Did You Know?

Below are ten things you might not know about the piano. Oh yes, and a couple of very bad jokes! If you'd like to test your own 'piano IQ', here is a fun little quiz you can try.


The piano was invented in 1726 by Bartolomeo Cristofori, spinet and harpsichord maker to the Florentine prince Ferdinand de Medici. 'Piano' is an abbreviation of piano et forte (soft and loud).
Early pianists rarely performed on large stages, and piano recitals were unheard of. But from the 1830s right up to the First World War, concert pianists were the pop idols of their day. Their love affairs were the talk of society!
A piano is made of thousands of pieces of wood, glued together to form the various parts of the playing mechanism and cabinet. Felt, buckskin, paper, copper, steel, iron and glass are all used too.
Pianos have evolved over time. Some had four or even five pedals, or keys that weren't black and white. Other attempts to 'improve' the instrument have included using two keyboards, and a keyboard resembling a typewriter!
All about pianos
Modern pianos usually have 36 black keys and 52 white keys, but some manufacturers have made instruments with a range of 8 octaves.
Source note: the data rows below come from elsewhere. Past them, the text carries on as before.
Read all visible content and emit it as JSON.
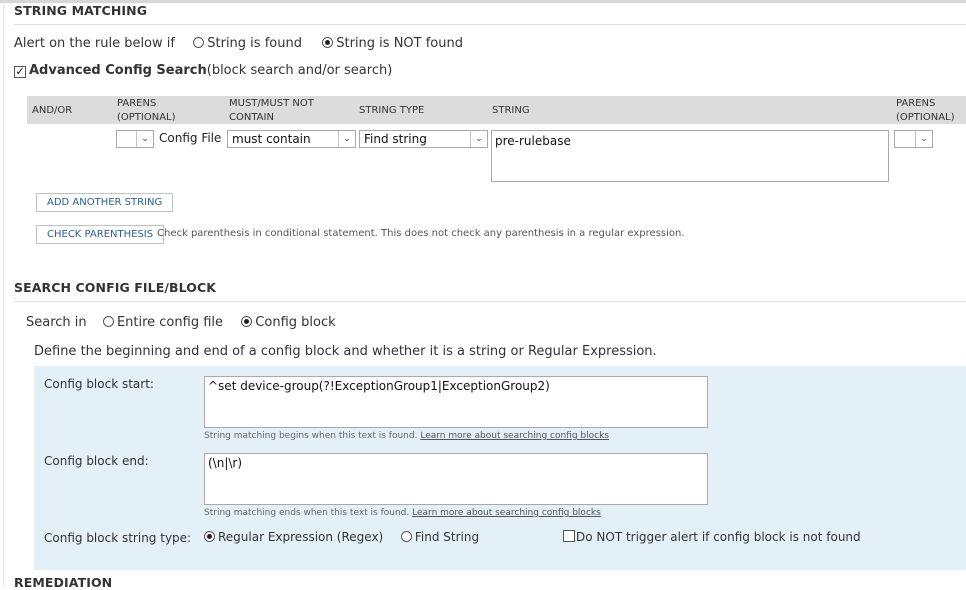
{
  "string_matching": {
    "heading": "STRING MATCHING",
    "alert_label": "Alert on the rule below if",
    "radio_found": "String is found",
    "radio_not_found": "String is NOT found",
    "advanced_label": "Advanced Config Search",
    "advanced_hint": "(block search and/or search)",
    "columns": {
      "and_or": "AND/OR",
      "parens_open_1": "PARENS",
      "parens_open_2": "(OPTIONAL)",
      "must_1": "MUST/MUST NOT",
      "must_2": "CONTAIN",
      "string_type": "STRING TYPE",
      "string": "STRING",
      "parens_close_1": "PARENS",
      "parens_close_2": "(OPTIONAL)"
    },
    "row": {
      "scope_label": "Config File",
      "must_value": "must contain",
      "type_value": "Find string",
      "string_value": "pre-rulebase"
    },
    "add_button": "ADD ANOTHER STRING",
    "check_button": "CHECK PARENTHESIS",
    "check_note": "Check parenthesis in conditional statement. This does not check any parenthesis in a regular expression."
  },
  "search_config": {
    "heading": "SEARCH CONFIG FILE/BLOCK",
    "search_in_label": "Search in",
    "radio_entire": "Entire config file",
    "radio_block": "Config block",
    "define_text": "Define the beginning and end of a config block and whether it is a string or Regular Expression.",
    "block_start_label": "Config block start:",
    "block_start_value": "^set device-group(?!ExceptionGroup1|ExceptionGroup2)",
    "block_start_help": "String matching begins when this text is found.",
    "block_end_label": "Config block end:",
    "block_end_value": "(\\n|\\r)",
    "block_end_help": "String matching ends when this text is found.",
    "learn_more": "Learn more about searching config blocks",
    "string_type_label": "Config block string type:",
    "radio_regex": "Regular Expression (Regex)",
    "radio_find": "Find String",
    "no_trigger_label": "Do NOT trigger alert if config block is not found"
  },
  "remediation": {
    "heading": "REMEDIATION"
  },
  "icons": {
    "dropdown": "chevron-down-icon",
    "check": "checkmark-icon"
  },
  "colors": {
    "header_bg": "#dcdcdc",
    "panel_bg": "#e4f0f7",
    "link": "#2a5f8f"
  }
}
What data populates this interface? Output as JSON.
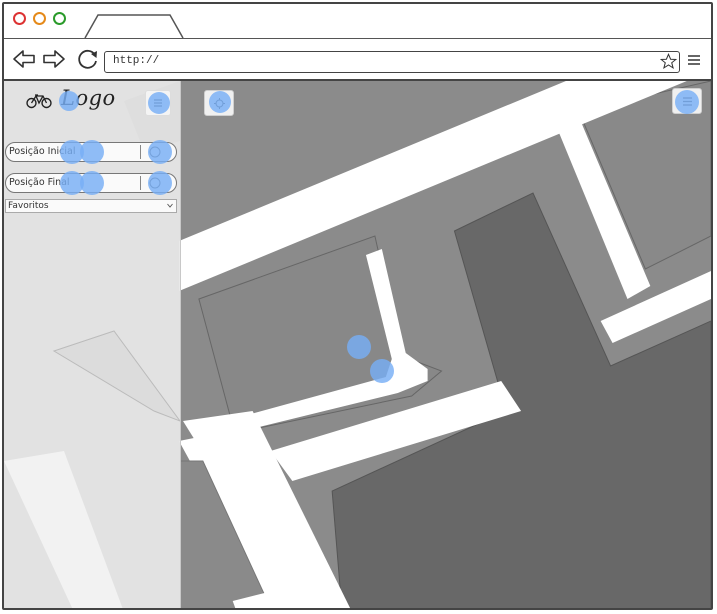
{
  "browser": {
    "url": "http://"
  },
  "sidebar": {
    "logo_text": "Logo",
    "start_placeholder": "Posição Inicial",
    "end_placeholder": "Posição Final",
    "favorites_label": "Favoritos"
  },
  "icons": {
    "bike": "bicycle-icon",
    "menu": "hamburger-menu-icon",
    "locate": "locate-icon",
    "favorite": "star-icon",
    "back": "back-arrow-icon",
    "forward": "forward-arrow-icon",
    "reload": "reload-icon"
  },
  "colors": {
    "map_block": "#8a8a8a",
    "map_dark": "#676767",
    "map_road": "#ffffff",
    "sidebar_bg": "#e8e8e8",
    "hotspot": "#78aff5"
  }
}
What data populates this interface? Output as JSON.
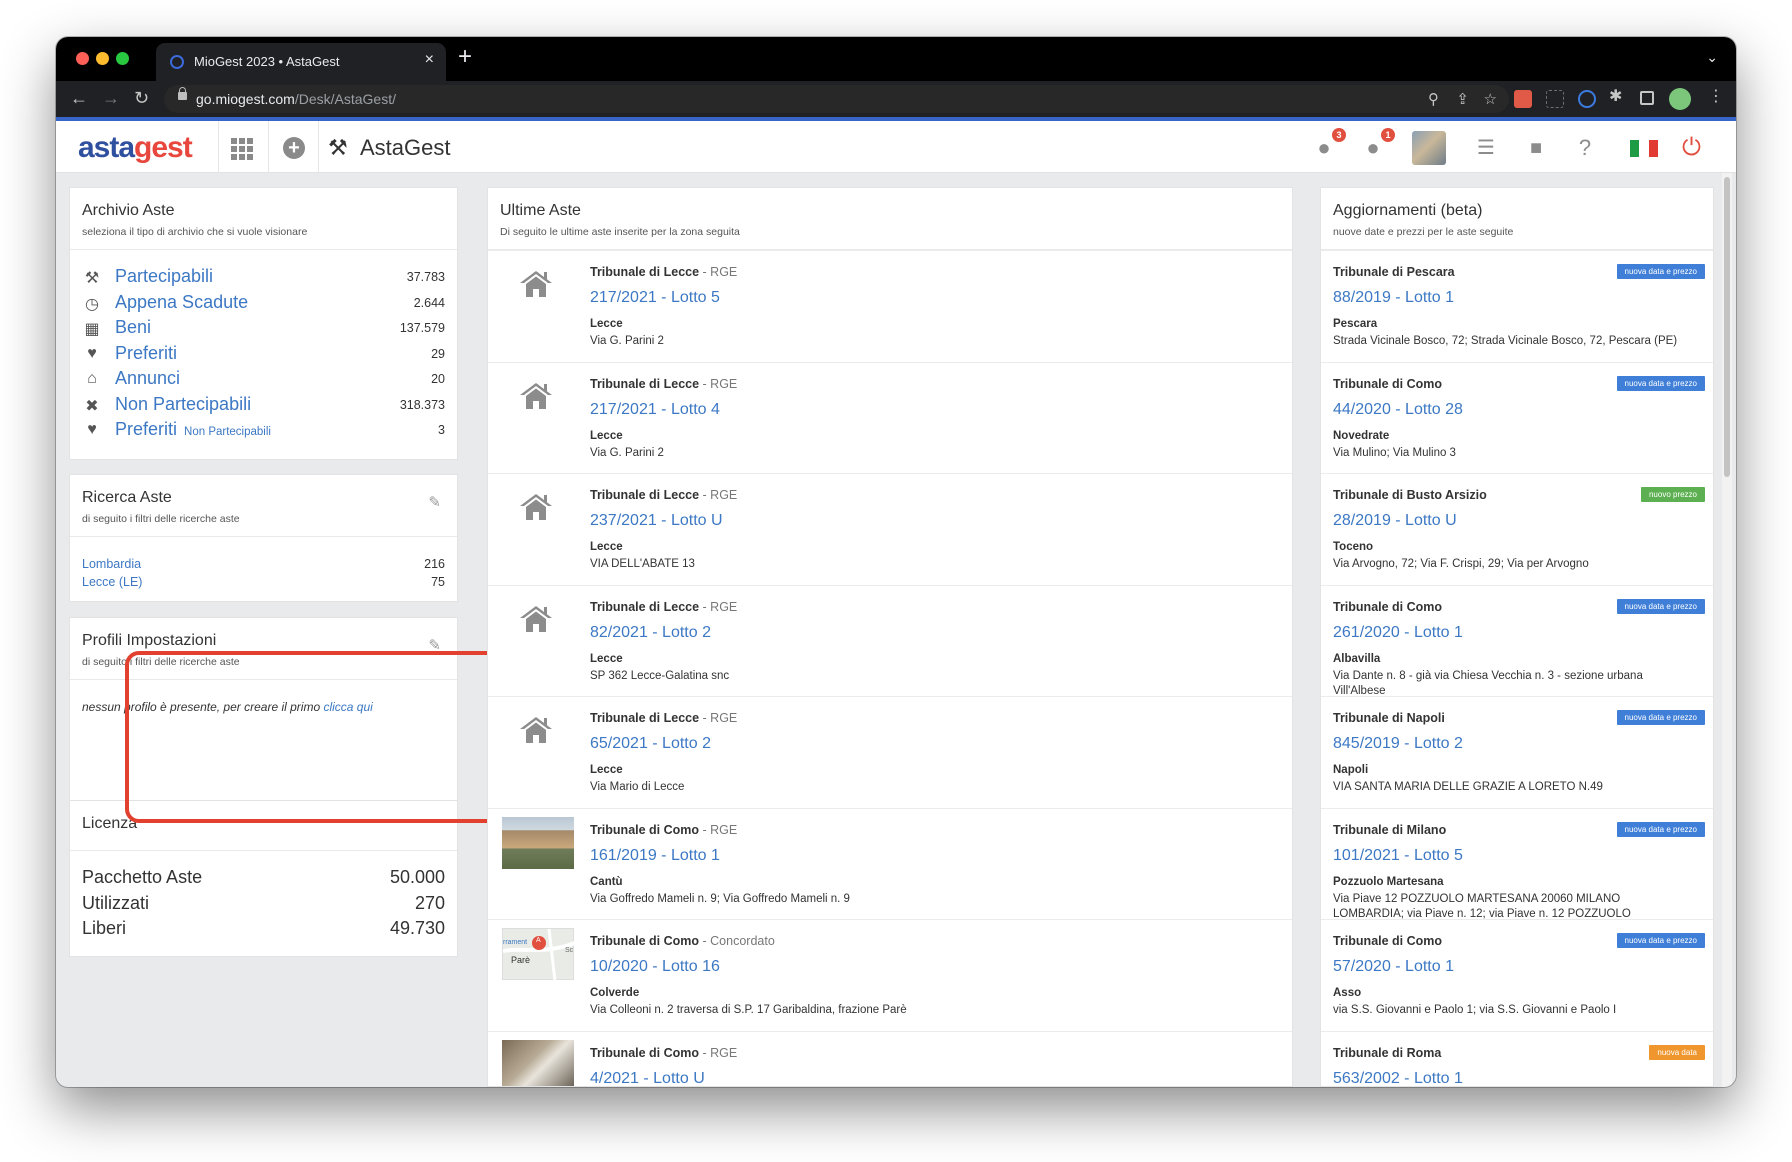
{
  "browser": {
    "tab_title": "MioGest 2023 • AstaGest",
    "tab_close": "×",
    "new_tab": "+",
    "tab_menu": "⌄",
    "url_host": "go.miogest.com",
    "url_path": "/Desk/AstaGest/",
    "icons": [
      "back-icon",
      "forward-icon",
      "reload-icon",
      "lock-icon",
      "zoom-icon",
      "share-icon",
      "star-icon",
      "extensions-icon",
      "sidepanel-icon",
      "profile-icon",
      "menu-icon"
    ],
    "colors": {
      "frame": "#000000",
      "toolbar": "#202124",
      "accent": "#3766c8"
    }
  },
  "header": {
    "logo_a": "asta",
    "logo_g": "gest",
    "app_title": "AstaGest",
    "alerts_count": "3",
    "messages_count": "1",
    "icons": [
      "apps-grid-icon",
      "add-icon",
      "gavel-icon",
      "alert-icon",
      "chat-icon",
      "settings-sliders-icon",
      "lock-icon",
      "help-icon",
      "italy-flag-icon",
      "power-icon"
    ],
    "colors": {
      "logo_primary": "#2f4f9f",
      "logo_secondary": "#e8473d",
      "badge": "#e14f3f"
    }
  },
  "archive": {
    "title": "Archivio Aste",
    "subtitle": "seleziona il tipo di archivio che si vuole visionare",
    "items": [
      {
        "icon": "gavel-icon",
        "label": "Partecipabili",
        "sub": "",
        "value": "37.783"
      },
      {
        "icon": "clock-icon",
        "label": "Appena Scadute",
        "sub": "",
        "value": "2.644"
      },
      {
        "icon": "building-icon",
        "label": "Beni",
        "sub": "",
        "value": "137.579"
      },
      {
        "icon": "heart-icon",
        "label": "Preferiti",
        "sub": "",
        "value": "29"
      },
      {
        "icon": "home-icon",
        "label": "Annunci",
        "sub": "",
        "value": "20"
      },
      {
        "icon": "x-icon",
        "label": "Non Partecipabili",
        "sub": "",
        "value": "318.373"
      },
      {
        "icon": "heart-icon",
        "label": "Preferiti",
        "sub": "Non Partecipabili",
        "value": "3"
      }
    ]
  },
  "search": {
    "title": "Ricerca Aste",
    "subtitle": "di seguito i filtri delle ricerche aste",
    "items": [
      {
        "label": "Lombardia",
        "value": "216"
      },
      {
        "label": "Lecce (LE)",
        "value": "75"
      }
    ]
  },
  "profiles": {
    "title": "Profili Impostazioni",
    "subtitle": "di seguito i filtri delle ricerche aste",
    "empty_text": "nessun profilo è presente, per creare il primo",
    "link": "clicca qui"
  },
  "license": {
    "title": "Licenza",
    "rows": [
      {
        "label": "Pacchetto Aste",
        "value": "50.000"
      },
      {
        "label": "Utilizzati",
        "value": "270"
      },
      {
        "label": "Liberi",
        "value": "49.730"
      }
    ]
  },
  "latest": {
    "title": "Ultime Aste",
    "subtitle": "Di seguito le ultime aste inserite per la zona seguita",
    "items": [
      {
        "court": "Tribunale di Lecce",
        "type": " - RGE",
        "lot": "217/2021 - Lotto 5",
        "city": "Lecce",
        "addr": "Via G. Parini 2",
        "thumb": "house"
      },
      {
        "court": "Tribunale di Lecce",
        "type": " - RGE",
        "lot": "217/2021 - Lotto 4",
        "city": "Lecce",
        "addr": "Via G. Parini 2",
        "thumb": "house"
      },
      {
        "court": "Tribunale di Lecce",
        "type": " - RGE",
        "lot": "237/2021 - Lotto U",
        "city": "Lecce",
        "addr": "VIA DELL'ABATE 13",
        "thumb": "house"
      },
      {
        "court": "Tribunale di Lecce",
        "type": " - RGE",
        "lot": "82/2021 - Lotto 2",
        "city": "Lecce",
        "addr": "SP 362 Lecce-Galatina snc",
        "thumb": "house"
      },
      {
        "court": "Tribunale di Lecce",
        "type": " - RGE",
        "lot": "65/2021 - Lotto 2",
        "city": "Lecce",
        "addr": "Via Mario di Lecce",
        "thumb": "house"
      },
      {
        "court": "Tribunale di Como",
        "type": " - RGE",
        "lot": "161/2019 - Lotto 1",
        "city": "Cantù",
        "addr": "Via Goffredo Mameli n. 9; Via Goffredo Mameli n. 9",
        "thumb": "photo"
      },
      {
        "court": "Tribunale di Como",
        "type": " - Concordato",
        "lot": "10/2020 - Lotto 16",
        "city": "Colverde",
        "addr": "Via Colleoni n. 2 traversa di S.P. 17 Garibaldina, frazione Parè",
        "thumb": "map"
      },
      {
        "court": "Tribunale di Como",
        "type": " - RGE",
        "lot": "4/2021 - Lotto U",
        "city": "",
        "addr": "",
        "thumb": "photo2"
      }
    ],
    "map_labels": {
      "place": "Parè",
      "pin": "A",
      "left": "rrament",
      "right": "Sc"
    }
  },
  "updates": {
    "title": "Aggiornamenti (beta)",
    "subtitle": "nuove date e prezzi per le aste seguite",
    "items": [
      {
        "court": "Tribunale di Pescara",
        "tag": "nuova data e prezzo",
        "tag_color": "#3f7fd8",
        "lot": "88/2019 - Lotto 1",
        "city": "Pescara",
        "addr": "Strada Vicinale Bosco, 72; Strada Vicinale Bosco, 72, Pescara (PE)"
      },
      {
        "court": "Tribunale di Como",
        "tag": "nuova data e prezzo",
        "tag_color": "#3f7fd8",
        "lot": "44/2020 - Lotto 28",
        "city": "Novedrate",
        "addr": "Via Mulino; Via Mulino 3"
      },
      {
        "court": "Tribunale di Busto Arsizio",
        "tag": "nuovo prezzo",
        "tag_color": "#5cb052",
        "lot": "28/2019 - Lotto U",
        "city": "Toceno",
        "addr": "Via Arvogno, 72; Via F. Crispi, 29; Via per Arvogno"
      },
      {
        "court": "Tribunale di Como",
        "tag": "nuova data e prezzo",
        "tag_color": "#3f7fd8",
        "lot": "261/2020 - Lotto 1",
        "city": "Albavilla",
        "addr": "Via Dante n. 8 - già via Chiesa Vecchia n. 3 - sezione urbana Vill'Albese"
      },
      {
        "court": "Tribunale di Napoli",
        "tag": "nuova data e prezzo",
        "tag_color": "#3f7fd8",
        "lot": "845/2019 - Lotto 2",
        "city": "Napoli",
        "addr": "VIA SANTA MARIA DELLE GRAZIE A LORETO N.49"
      },
      {
        "court": "Tribunale di Milano",
        "tag": "nuova data e prezzo",
        "tag_color": "#3f7fd8",
        "lot": "101/2021 - Lotto 5",
        "city": "Pozzuolo Martesana",
        "addr": "Via Piave 12 POZZUOLO MARTESANA 20060 MILANO LOMBARDIA; via Piave n. 12; via Piave n. 12 POZZUOLO"
      },
      {
        "court": "Tribunale di Como",
        "tag": "nuova data e prezzo",
        "tag_color": "#3f7fd8",
        "lot": "57/2020 - Lotto 1",
        "city": "Asso",
        "addr": "via S.S. Giovanni e Paolo 1; via S.S. Giovanni e Paolo I"
      },
      {
        "court": "Tribunale di Roma",
        "tag": "nuova data",
        "tag_color": "#f0962f",
        "lot": "563/2002 - Lotto 1",
        "city": "",
        "addr": ""
      }
    ]
  }
}
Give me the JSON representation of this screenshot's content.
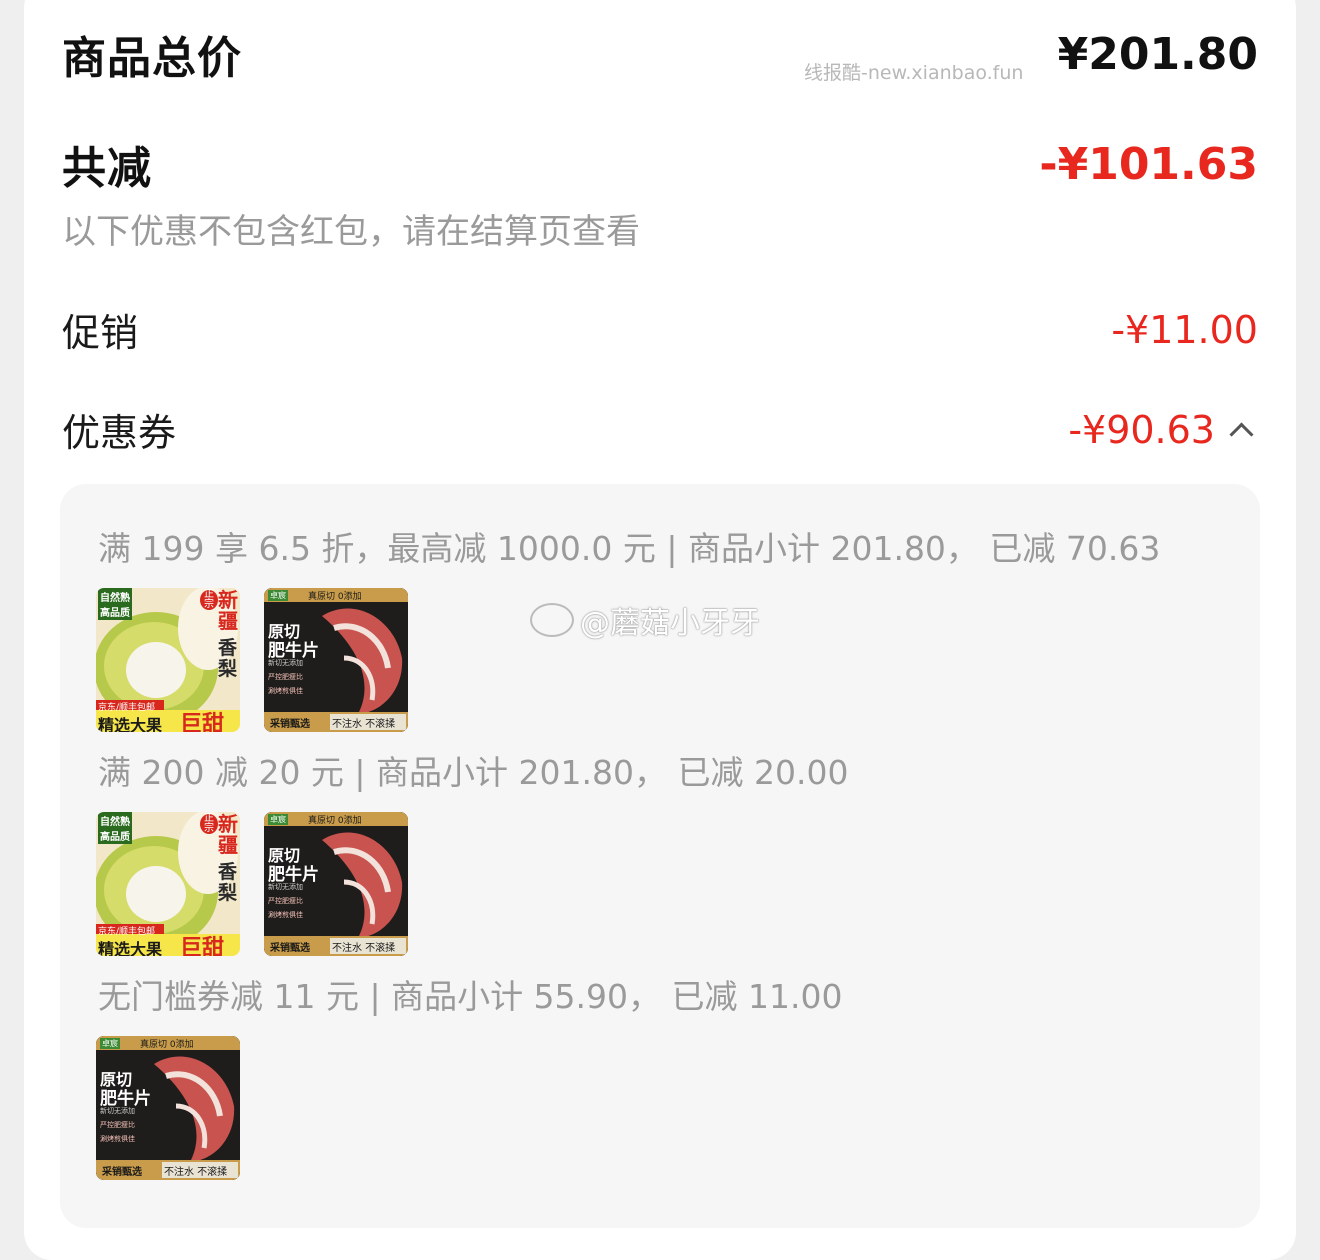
{
  "summary": {
    "total_label": "商品总价",
    "total_value": "¥201.80",
    "reduce_label": "共减",
    "reduce_value": "-¥101.63",
    "note": "以下优惠不包含红包，请在结算页查看",
    "promo_label": "促销",
    "promo_value": "-¥11.00",
    "coupon_label": "优惠券",
    "coupon_value": "-¥90.63"
  },
  "watermarks": {
    "site": "线报酷-new.xianbao.fun",
    "weibo": "@蘑菇小牙牙"
  },
  "coupons": [
    {
      "text": "满 199 享 6.5 折，最高减 1000.0 元 | 商品小计 201.80， 已减 70.63"
    },
    {
      "text": "满 200 减 20 元 | 商品小计 201.80， 已减 20.00"
    },
    {
      "text": "无门槛券减 11 元 | 商品小计 55.90， 已减 11.00"
    }
  ],
  "products": {
    "pear": {
      "badge_top": "自然熟",
      "badge_sub": "高品质",
      "tag": "正宗",
      "name_1": "新疆",
      "name_2": "香梨",
      "ship": "京东/顺丰包邮",
      "slogan_1": "精选大果",
      "slogan_2": "巨甜"
    },
    "beef": {
      "brand": "卓宸",
      "top": "真原切 0添加",
      "name_1": "原切",
      "name_2": "肥牛片",
      "f1": "新切无添加",
      "f2": "严控肥瘦比",
      "f3": "涮烤煎俱佳",
      "b1": "采销甄选",
      "b2": "不注水 不滚揉"
    }
  },
  "colors": {
    "accent_red": "#e8271e",
    "muted": "#9a9a9a"
  }
}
Bösendorfer's Imperial concert grand, for example, is almost 10ft long!
Each note in a grand piano has more than 35 points of adjustment, that's over 3,000 adjustments in total. There are approximately 230 strings, each with about 165 pounds of tension, giving a combined pull of 30 tons!
If all of the strings were the same thickness, with high C being its usual two inches, low C would have to be about 30ft long! For this reason, the lowest strings are weighted by wrapping copper around the wire.
The piano's range exceeds that of an entire orchestra. It is higher than the piccolo's highest chirp, and lower than the contrabassoon's lowest growl. It's even lower than the pipe organ's lowest 16ft pedal note!
The expression 'Tinkle the Ivories' refers to the use of ivory keys. In fact, ivory has not been used for this purpose since the 1950s. Piano keys are plastic now, sometimes referred to as 'Ivorine'.
The piano is believed by many economists to be the first item that was sold regularly on an instalment basis, contributing to the success of a number of modern day banking institutions.
It's often said you can tune a piano, but you can't tuna fish. Of course you can, you just adjust its scales! What's that, one more? Oh, alright! Beethoven wrote in three flats a lot. He moved twice!